World Bank allocates additional aid for Yemen’s food security

The World Bank Group’s Board of Directors has approved a new two-year Country Engagement Note (CCN) for Yemen aimed at preserving institutions that provide services to the Yemeni people and promoting food security.

In a statement, the World Bank Group (WBG) said its overarching goal is to support the Yemeni people and preserve the institutions that serve them.

He added that the WBG would remain engaged in the country through several possible scenarios, with a focus on basic service delivery and human capital, as well as food security, resilience and livelihood opportunities. .

“Our $2.8 billion program reflects the World Bank’s investment in preserving Yemen’s development assets and our hope for a brighter future for a generation of young Yemenis who have grown up in the shadow of the war but who will play a key role in the recovery,” said Tania. Meyer, Country Manager for Yemen.

“By increasing our support at this critical moment, we affirm our unwavering commitment to the Yemeni people and the institutions that serve them. »

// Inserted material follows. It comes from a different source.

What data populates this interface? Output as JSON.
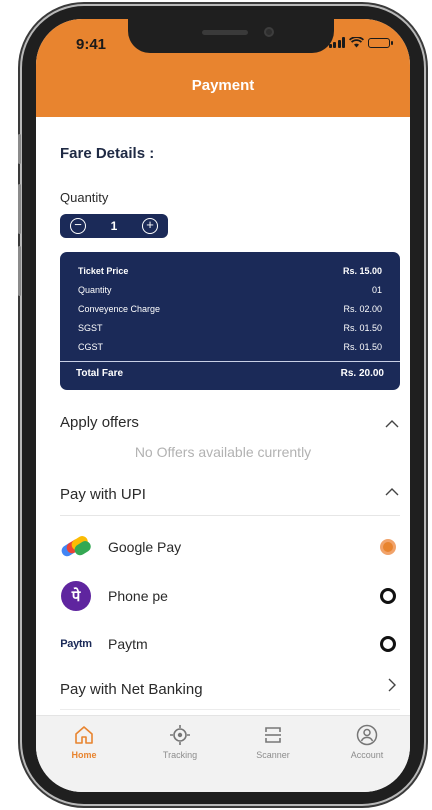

According to the statement, the war in Ukraine was already having a significant impact on food prices around the world.

“CEN recognizes that with the worsening food crisis and widespread malnutrition in Yemen, short-term interventions alone cannot provide lasting solutions. To help break the cycle of aid dependency, the World Bank will pilot a “continuum of support” approach that brings together short-term and resilience-building interventions in geographic areas where food insecurity is most prevalent. higher,” the statement said.

He continues: “The World Bank recognizes the critical role of the private sector in Yemen’s resilience and growth prospects. The new strategy was prepared by the three components of the Bank Group: the World Bank, the International Finance Corporation and the Multilateral Investment Guarantee Agency. Together, they will redouble their efforts to promote private sector-led solutions to close infrastructure gaps, support job creation and lay the foundations for recovery.